Relevance On Tap

A. Javier Soler of MillerCoors shares how he connects with consumers

Keeping the brand young and fresh is a huge focus for A. Javier Soler of MillerCoors. “It’s hard to know what’s cool, so we bring people to the team who do,” he says. “They can’t define it, but they know it when they see it.”

In late 2011, MillerCoors LLC launched its new Keystone Light V6 brand in Puerto Rico to much fanfare. The new brew was expected to compete with other budget-priced competitors, which is critical since a tax was levied on imported beers in 2002, creating an explosion in the budget market. Behind MillerCoors’ move was A. Javier Soler, whose job as vice president and general manager for Puerto Rico and military markets is to ensure that MillerCoors brands resonate in his markets. All of his responsibilities—which span marketing, sales, and distribution—are driven by two priorities: profitably grow the MillerCoors premium light portfolio (such as Miller Lite and Coors Light) while expanding the company’s imports and crafts business, including Blue Moon, Peroni, and others. Here, Soler gives us a sip of some of the key strategies that have guided him along the way.

1Assemble the Right Team
When forming a team, Soler emphasizes the importance of fresh, young talent. “Having a team that has a passion for beer, a passion for this business—that’s what drives us,” Soler says. “It’s hard to know what’s cool, so we bring people to the team who do,” he says. “They can’t define it, but they know it when they see it.”

2Resonate with Target Audience
Connecting with the consumer these days, when there are so many choices available, is a challenge. To combat that, Soler says, “my team and I create a compelling, unique, and memorable story about our products at all levels, from the distributor to the consumer.”

However, hooking the Hispanic consumer isn’t always easy, Soler explains. “What could be catchy to one Hispanic could be an insult to another,” he says. The solution is to implement promotions that are relevant to specific regions, as Soler and his team have done with Coors Light. “When we go to the Northeast, we include baseball, a huge sport among Puerto Ricans, Dominicans, and Caribbean Hispanics,” he says. “But, when we go to the West, we do a lot of Mexican fútbol, or soccer, as it’s called in the United States.”

3Emphasize Appeal of Premium Lights
Today’s customers, says Soler, are focusing on lower-priced and craft beers, making the premium light categories hard sells. “The story we have to sell—our strategy—is the power of the premium lights,” he says. “But because our premium light beers bring more returns and margins to the retailers than other choices, we try to sell that story to the retailer first and let it trickle down to the consumer.
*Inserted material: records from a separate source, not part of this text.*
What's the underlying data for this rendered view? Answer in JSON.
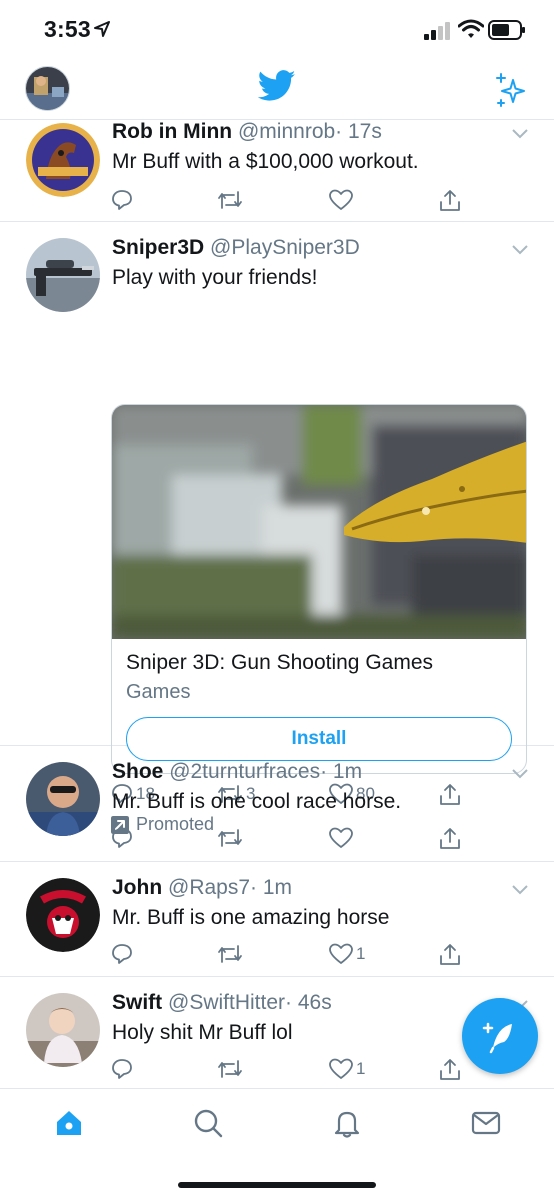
{
  "status_bar": {
    "time": "3:53"
  },
  "colors": {
    "accent": "#1da1f2",
    "text": "#14171a",
    "muted": "#657786",
    "divider": "#e1e8ed"
  },
  "tweets": [
    {
      "name": "Rob in Minn",
      "handle": "@minnrob",
      "time": "· 17s",
      "text": "Mr Buff with a $100,000 workout.",
      "replies": "",
      "retweets": "",
      "likes": ""
    },
    {
      "name": "Sniper3D",
      "handle": "@PlaySniper3D",
      "time": "",
      "text": "Play with your friends!",
      "replies": "18",
      "retweets": "3",
      "likes": "80",
      "card": {
        "title": "Sniper 3D: Gun Shooting Games",
        "subtitle": "Games",
        "button": "Install"
      },
      "promoted": "Promoted"
    },
    {
      "name": "Shoe",
      "handle": "@2turnturfraces",
      "time": "· 1m",
      "text": "Mr. Buff is one cool race horse.",
      "replies": "",
      "retweets": "",
      "likes": ""
    },
    {
      "name": "John",
      "handle": "@Raps7",
      "time": "· 1m",
      "text": "Mr. Buff is one amazing horse",
      "replies": "",
      "retweets": "",
      "likes": "1"
    },
    {
      "name": "Swift",
      "handle": "@SwiftHitter",
      "time": "· 46s",
      "text": "Holy shit Mr Buff lol",
      "replies": "",
      "retweets": "",
      "likes": "1"
    }
  ],
  "tab_bar": {
    "icons": [
      "home-icon",
      "search-icon",
      "notifications-icon",
      "messages-icon"
    ]
  }
}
4Hire Brand Ambassadors
Blue Moon is an entry-level craft beer with a strong on-premise execution. “Making that beer an attractive choice at the point of sale by dropping an orange into it brings it to a different level, and that’s become viral,” says Soler. “Without that, the brand lacks an invitation to try it.” The challenge is execution. “How do you make the orange go in the beer at 7,000 selling points?” he asks. The answer: brand ambassadors. “We have people in each market who have a maniacal focus on execution,” Soler explains.
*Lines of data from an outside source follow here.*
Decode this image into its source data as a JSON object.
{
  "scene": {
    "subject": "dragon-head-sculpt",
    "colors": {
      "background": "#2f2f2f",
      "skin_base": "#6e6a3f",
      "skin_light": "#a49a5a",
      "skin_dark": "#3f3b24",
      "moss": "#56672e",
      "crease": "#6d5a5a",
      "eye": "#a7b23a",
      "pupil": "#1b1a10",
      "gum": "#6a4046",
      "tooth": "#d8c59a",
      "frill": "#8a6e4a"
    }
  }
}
5Constantly Innovate 
Coors Light has 45 percent of the market share in Puerto Rico, and defending it is a huge responsibility. “We’ve been the number-one beer in market for more than 15 years because we’ve kept the brand young and fresh,” Soler says. “To do that, we’re constantly looking into what’s relevant to the younger crowd, what makes them decide what to buy.”